Two reasons for tears
There are two main causes of a TFCC tear. The first is an injury that leads to falling on the hand, which is classified as type 1. The second cause involves degeneration, where the cartilage in the area wears down. This is known as type 2. Athletes, people over the age of 50, and those with a previous injury to the wrist are prone to getting TFCC injuries.
Symptoms of a TFCC injury
Degenerative tears usually do not have any symptoms. A TFCC tear due to a fall injury presents with symptoms such as pain, swelling, tenderness, and weakness. There will be a clicking sound while attempting to move the wrist and decreased ability to grasp objects. Reduced range of motion can also occur.
TFCC tears are managed by non-surgical or surgical procedures and based on the injury classification. The conservative treatments include rest, pain medications, steroid injections, physical therapy, and bracing. Surgery is recommended if conservative treatment is unsuccessful or if a tear is accompanied by joint instability. The operation performed is usually arthroscopic surgery. Although risks are rare, infections, scarring, and injury to the nerve or tendon can occur. The doctor will choose the best treatment based on the severity of the tear.
Time to recover
The recovery rate depends on the type of treatment applied to treat the tear. The recovery time for non-surgical treatment is 4-6 weeks. After an operation, a patient may take up to 12 weeks or more to recover fully. Every person recuperates at a different rate depending on the extent of the injury, age, and overall health.
Preventing a tear
There are ways to mitigate the risk of experiencing a TFCC tear. One approach is to strengthen the wrist and forearm muscles by doing warm-up exercises. Avoiding repetitive and high-impact activities can also help. If a fall occurs, try to avoid falling directly on the hand when possible.
Life after a TFCC tear

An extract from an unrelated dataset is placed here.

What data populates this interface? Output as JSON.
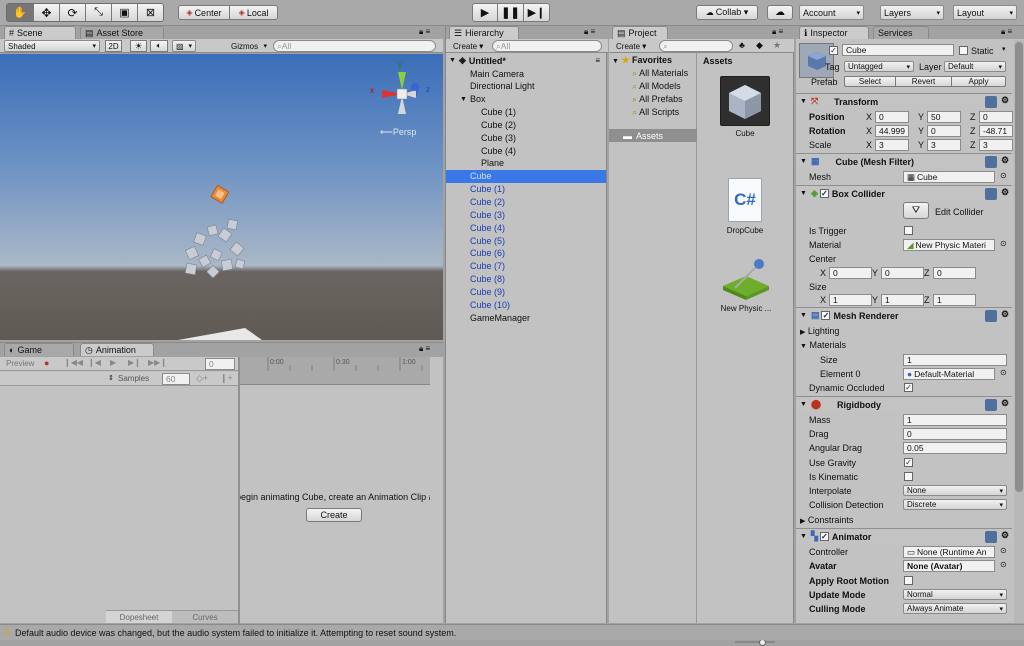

Although a tear can be painful, treatment is available. In the majority of cases, TFCC injuries are treated conservatively to start. Surgery is only done if previous treatments fail or if there is joint instability. For most people with a TFCC tear, the overall outlook is promising.